# WHAT THE TASK REQUIRES
Go through the lines below and copy each one that holds the string "screenshot".

** INPUT FOR THIS TASK follows **

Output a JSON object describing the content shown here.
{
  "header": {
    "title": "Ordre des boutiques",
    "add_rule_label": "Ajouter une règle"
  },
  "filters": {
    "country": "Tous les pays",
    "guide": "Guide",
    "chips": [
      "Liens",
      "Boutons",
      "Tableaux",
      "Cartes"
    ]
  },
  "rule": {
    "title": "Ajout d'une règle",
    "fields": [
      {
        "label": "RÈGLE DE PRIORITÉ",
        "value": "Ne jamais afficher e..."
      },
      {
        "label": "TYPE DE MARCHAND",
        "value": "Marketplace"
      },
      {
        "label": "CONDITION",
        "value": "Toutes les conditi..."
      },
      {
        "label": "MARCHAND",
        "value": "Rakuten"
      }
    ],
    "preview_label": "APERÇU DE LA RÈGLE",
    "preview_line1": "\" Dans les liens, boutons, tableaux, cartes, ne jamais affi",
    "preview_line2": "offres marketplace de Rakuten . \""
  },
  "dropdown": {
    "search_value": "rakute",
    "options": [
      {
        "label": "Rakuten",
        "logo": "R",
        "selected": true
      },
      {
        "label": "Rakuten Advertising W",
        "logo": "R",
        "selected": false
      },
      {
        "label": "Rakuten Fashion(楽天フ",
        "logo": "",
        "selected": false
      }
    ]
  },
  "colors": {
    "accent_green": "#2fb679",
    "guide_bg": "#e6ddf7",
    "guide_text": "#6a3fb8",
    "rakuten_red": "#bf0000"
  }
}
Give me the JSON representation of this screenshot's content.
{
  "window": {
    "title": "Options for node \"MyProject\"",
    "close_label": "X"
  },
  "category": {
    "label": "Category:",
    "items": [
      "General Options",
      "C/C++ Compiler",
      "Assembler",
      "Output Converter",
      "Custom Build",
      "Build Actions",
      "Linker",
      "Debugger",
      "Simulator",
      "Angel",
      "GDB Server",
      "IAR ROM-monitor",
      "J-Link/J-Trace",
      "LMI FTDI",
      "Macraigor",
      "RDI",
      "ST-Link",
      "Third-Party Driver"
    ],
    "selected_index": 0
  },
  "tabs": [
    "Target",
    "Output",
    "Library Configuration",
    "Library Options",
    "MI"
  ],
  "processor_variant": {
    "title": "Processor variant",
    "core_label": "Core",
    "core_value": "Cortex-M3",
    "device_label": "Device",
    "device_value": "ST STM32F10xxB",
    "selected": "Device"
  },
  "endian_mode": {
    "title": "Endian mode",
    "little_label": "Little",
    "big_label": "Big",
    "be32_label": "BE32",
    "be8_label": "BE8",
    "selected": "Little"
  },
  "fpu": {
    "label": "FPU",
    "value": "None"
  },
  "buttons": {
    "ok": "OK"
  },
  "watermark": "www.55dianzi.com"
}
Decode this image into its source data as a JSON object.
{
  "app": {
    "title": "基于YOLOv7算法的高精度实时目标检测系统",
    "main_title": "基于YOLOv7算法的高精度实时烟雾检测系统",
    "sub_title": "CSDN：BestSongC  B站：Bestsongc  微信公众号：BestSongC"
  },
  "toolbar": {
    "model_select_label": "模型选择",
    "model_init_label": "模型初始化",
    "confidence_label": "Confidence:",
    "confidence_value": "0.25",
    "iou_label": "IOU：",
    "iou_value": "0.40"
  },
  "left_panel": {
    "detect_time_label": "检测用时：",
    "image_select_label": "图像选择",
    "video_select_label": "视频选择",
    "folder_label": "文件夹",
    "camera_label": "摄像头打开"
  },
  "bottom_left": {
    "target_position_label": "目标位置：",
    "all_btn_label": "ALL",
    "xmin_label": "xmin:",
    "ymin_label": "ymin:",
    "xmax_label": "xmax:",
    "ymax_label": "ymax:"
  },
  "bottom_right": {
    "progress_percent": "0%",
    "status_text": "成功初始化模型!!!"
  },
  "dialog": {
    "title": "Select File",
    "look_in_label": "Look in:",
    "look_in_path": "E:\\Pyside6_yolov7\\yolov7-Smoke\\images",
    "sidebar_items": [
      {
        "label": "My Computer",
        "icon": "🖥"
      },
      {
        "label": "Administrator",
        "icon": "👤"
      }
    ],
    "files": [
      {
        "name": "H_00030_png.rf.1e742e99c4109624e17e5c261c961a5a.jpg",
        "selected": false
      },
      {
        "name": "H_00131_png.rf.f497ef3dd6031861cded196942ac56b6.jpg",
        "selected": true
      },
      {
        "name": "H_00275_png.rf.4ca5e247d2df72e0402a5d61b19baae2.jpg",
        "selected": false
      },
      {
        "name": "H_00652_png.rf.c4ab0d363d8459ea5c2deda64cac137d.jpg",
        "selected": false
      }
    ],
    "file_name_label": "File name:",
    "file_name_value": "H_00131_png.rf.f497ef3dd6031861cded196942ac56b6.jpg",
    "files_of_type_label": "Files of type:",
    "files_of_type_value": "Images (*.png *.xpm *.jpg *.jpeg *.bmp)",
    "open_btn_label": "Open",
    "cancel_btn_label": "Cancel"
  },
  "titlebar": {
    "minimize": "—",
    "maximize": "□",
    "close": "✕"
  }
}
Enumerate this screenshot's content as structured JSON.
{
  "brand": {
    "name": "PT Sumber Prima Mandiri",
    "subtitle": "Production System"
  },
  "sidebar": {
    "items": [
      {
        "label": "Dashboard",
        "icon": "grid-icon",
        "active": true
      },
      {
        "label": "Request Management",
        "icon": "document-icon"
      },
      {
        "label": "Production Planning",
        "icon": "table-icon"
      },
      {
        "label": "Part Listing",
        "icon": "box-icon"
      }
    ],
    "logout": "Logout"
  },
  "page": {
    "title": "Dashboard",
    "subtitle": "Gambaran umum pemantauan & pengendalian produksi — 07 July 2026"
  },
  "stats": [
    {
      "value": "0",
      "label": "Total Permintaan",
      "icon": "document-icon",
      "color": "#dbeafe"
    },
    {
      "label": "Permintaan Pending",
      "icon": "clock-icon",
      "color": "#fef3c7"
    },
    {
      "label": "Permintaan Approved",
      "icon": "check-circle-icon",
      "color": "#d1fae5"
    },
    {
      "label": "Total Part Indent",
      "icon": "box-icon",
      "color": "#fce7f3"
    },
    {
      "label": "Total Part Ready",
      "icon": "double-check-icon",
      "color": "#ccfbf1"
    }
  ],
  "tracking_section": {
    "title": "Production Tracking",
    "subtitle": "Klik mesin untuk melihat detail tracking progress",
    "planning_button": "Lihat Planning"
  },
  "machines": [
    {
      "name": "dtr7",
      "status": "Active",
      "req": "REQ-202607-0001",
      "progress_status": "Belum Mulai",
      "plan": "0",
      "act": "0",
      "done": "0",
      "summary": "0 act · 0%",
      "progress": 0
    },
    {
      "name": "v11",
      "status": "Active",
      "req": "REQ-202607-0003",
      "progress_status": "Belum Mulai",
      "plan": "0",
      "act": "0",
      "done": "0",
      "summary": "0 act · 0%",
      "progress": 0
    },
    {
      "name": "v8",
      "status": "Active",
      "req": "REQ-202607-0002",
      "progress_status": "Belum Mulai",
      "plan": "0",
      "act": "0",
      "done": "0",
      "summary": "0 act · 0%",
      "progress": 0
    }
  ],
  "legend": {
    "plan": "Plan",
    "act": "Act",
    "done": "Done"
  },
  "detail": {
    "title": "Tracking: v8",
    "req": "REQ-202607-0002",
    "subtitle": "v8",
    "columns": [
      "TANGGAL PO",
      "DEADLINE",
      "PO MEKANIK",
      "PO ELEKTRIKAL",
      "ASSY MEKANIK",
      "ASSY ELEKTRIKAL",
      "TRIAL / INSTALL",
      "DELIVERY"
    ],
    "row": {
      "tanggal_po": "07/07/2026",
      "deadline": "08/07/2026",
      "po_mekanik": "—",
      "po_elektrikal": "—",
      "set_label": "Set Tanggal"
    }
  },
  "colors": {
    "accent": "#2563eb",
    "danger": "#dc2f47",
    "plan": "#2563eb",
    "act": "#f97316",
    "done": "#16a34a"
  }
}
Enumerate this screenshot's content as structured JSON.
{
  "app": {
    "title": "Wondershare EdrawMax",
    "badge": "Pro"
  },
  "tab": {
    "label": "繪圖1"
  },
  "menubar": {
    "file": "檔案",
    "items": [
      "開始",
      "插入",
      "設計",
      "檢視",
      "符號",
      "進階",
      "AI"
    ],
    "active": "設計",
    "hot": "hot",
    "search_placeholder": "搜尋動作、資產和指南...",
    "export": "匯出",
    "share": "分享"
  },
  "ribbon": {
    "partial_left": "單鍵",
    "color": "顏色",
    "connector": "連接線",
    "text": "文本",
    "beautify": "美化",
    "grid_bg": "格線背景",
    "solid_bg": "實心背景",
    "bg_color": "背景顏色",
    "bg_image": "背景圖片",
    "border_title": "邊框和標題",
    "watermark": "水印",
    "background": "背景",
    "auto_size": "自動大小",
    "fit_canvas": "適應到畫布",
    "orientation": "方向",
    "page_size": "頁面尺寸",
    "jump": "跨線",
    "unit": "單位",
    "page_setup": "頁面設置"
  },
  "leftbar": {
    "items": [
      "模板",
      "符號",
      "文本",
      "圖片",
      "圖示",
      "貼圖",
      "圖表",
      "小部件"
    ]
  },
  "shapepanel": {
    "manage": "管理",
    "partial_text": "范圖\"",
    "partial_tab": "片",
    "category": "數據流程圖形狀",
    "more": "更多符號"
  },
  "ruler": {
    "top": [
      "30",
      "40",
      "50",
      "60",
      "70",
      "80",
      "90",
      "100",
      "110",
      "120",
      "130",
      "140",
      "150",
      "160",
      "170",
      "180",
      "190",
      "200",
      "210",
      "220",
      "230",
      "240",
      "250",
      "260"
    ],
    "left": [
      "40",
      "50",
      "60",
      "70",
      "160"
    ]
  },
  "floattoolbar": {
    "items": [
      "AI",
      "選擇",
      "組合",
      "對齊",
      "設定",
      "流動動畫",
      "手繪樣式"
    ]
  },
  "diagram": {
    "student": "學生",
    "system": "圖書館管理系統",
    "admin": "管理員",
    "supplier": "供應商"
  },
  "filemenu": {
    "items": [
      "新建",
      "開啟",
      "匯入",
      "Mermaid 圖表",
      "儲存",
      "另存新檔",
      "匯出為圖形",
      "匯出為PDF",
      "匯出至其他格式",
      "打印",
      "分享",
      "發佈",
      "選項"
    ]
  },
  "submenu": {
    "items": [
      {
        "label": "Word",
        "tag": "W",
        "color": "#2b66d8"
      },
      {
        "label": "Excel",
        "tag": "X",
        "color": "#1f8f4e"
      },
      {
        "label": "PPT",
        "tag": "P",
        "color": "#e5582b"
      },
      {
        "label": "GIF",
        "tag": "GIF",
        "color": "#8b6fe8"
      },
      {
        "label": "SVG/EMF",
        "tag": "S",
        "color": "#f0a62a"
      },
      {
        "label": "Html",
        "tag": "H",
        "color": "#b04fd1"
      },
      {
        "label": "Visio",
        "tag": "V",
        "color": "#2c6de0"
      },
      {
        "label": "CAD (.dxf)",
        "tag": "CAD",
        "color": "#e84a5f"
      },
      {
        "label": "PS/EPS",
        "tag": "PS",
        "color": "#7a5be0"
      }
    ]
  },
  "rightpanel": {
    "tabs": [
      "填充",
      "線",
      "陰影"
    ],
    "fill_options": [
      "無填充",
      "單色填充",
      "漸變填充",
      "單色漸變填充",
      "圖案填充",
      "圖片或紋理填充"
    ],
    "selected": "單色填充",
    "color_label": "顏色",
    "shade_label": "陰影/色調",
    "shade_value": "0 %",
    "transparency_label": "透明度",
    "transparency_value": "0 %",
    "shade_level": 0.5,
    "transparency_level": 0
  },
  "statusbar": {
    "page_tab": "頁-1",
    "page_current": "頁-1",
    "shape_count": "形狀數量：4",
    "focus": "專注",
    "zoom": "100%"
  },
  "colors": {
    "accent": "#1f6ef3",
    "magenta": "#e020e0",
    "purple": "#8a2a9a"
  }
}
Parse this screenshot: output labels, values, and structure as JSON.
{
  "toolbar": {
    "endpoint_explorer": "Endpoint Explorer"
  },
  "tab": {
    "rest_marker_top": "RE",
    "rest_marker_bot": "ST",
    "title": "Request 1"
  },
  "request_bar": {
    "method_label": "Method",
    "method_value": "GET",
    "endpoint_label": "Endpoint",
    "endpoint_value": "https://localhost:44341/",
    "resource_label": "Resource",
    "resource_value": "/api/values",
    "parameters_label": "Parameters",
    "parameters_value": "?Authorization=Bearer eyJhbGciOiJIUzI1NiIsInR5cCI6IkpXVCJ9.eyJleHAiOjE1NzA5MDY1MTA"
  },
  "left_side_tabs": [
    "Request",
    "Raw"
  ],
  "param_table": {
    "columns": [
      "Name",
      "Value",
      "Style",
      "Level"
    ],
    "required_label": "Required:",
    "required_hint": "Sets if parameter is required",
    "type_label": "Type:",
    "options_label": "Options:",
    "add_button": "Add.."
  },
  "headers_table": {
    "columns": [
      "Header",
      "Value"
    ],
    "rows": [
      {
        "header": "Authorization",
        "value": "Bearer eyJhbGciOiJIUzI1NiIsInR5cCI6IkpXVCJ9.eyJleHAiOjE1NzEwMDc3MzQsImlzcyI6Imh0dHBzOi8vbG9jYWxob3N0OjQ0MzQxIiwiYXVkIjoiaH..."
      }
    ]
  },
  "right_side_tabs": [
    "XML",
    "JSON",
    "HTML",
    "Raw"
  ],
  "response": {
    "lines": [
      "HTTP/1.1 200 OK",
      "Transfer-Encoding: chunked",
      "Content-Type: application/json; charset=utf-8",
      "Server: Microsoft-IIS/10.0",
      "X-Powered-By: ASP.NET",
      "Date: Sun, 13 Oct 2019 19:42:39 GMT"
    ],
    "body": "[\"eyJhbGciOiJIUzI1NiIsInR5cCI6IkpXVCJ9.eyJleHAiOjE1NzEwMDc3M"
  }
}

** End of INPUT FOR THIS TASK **

# WRITTEN ANSWER
Give me the JSON representation of this screenshot's content.
Enumerate this screenshot's content as structured JSON.
Enumerate this screenshot's content as structured JSON.
Parse this screenshot: output labels, values, and structure as JSON.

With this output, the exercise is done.